Rwanda is the center of gorilla research as mastered by fallen Diane Fossey. Most of world wide research about mountain gorillas has a reference of her work. With all this information who can beat Rwanda ranger guides in providing factual information during gorilla trekking.
Volcanoes National Park is a primate meeting point. In case you wish to enjoy the presence of strange primates, charming primates, colorful primates, Rwanda is the destinations to choose.
The forest harbors black and white colobus, olive baboons, blue monkeys, grey-cheeked mangabey, vervet monkeys, golden monkeys and others.
Nyungwe National Park in Rwanda is the primate extension after gorilla trekking in Volcanoes National park. The Park hosts chimpanzees that are semi habituated but charming to follow. At the periphery of Nyungwe National Park is Cyamudondo home to a faction of chimpanzees and other primates.
In additional to gorilla trekking, the game safaris in Rwanda are slowly picking up because of wildlife rehabilitation taking place in the once rich Akagera National Park. The parks host, rhinos, giraffes, cape buffaloes, leopards though rarely seen, zebras, great birds, water bucks, bush bucks, gorgeous scenery and so much more.
How To Book Rwanda Gorilla trekking Permits
The Rwanda Development Board is the selling body for all Volcanoes National park gorilla permits. When you send us an enquiry with the dates of gorilla trekking and number of people travelling with, we check availability.
In case its positive, our Safari Consultant get back to you and booking other safari package components follows. Purchasing your gorilla permit as soon as possible is the only way to confirm your interest in taking up this adventure. Accommodation to use for overnight must be booked, the driver guide, vehicle and others.
On the day of gorilla trekking, you avail yourself for briefing and join other trekkers into the forest. Dress in the right gorilla trekking gears because the jungle is boggy and slippery at times making it a challenging adventure.

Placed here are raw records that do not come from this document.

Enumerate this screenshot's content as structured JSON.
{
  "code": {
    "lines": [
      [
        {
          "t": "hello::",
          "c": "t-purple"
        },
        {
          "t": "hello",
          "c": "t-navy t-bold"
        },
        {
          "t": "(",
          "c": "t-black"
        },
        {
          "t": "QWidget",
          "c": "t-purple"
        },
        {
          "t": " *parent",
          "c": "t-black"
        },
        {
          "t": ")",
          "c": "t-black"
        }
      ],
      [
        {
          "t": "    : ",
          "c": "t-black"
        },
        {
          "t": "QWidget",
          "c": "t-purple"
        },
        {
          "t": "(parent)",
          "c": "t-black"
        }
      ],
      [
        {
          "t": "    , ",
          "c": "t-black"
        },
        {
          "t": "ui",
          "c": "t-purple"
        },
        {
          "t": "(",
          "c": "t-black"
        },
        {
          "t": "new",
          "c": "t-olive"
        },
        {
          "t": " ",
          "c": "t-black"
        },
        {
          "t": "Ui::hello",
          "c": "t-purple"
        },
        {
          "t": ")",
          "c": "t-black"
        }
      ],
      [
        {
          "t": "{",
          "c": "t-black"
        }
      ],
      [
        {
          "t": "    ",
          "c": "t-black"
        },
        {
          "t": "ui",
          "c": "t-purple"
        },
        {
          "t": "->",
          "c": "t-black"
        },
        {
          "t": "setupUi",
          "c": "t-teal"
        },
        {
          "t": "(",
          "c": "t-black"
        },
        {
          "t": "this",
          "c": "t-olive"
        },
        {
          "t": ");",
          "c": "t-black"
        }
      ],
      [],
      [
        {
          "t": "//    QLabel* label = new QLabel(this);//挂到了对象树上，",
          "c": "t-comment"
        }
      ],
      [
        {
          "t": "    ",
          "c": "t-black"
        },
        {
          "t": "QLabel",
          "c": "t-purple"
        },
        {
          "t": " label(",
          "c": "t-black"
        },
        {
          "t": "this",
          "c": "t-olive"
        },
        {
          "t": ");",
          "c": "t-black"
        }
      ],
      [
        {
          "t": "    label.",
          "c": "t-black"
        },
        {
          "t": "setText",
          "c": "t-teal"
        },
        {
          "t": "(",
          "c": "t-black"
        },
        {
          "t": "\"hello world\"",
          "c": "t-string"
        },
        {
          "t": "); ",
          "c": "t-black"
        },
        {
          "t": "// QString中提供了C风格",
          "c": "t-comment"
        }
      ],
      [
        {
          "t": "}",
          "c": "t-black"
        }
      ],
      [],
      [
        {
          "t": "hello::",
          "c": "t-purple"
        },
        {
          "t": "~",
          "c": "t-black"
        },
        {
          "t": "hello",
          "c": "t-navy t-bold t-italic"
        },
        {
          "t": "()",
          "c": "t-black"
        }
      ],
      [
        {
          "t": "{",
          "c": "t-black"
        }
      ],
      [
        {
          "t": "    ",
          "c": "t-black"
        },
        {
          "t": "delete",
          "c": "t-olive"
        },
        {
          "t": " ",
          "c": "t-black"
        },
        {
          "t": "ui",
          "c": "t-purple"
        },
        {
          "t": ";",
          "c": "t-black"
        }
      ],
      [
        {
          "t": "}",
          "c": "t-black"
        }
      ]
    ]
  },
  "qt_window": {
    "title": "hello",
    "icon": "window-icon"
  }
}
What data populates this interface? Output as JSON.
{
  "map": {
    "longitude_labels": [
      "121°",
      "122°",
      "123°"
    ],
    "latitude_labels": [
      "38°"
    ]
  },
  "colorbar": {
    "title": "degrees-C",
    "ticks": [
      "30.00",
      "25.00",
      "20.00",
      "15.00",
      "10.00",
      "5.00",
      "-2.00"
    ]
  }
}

You can hire a porter before starting gorilla trekking because they can carry your belongings and give you a push when you need it. Just for a small fee you can change a life of these local people.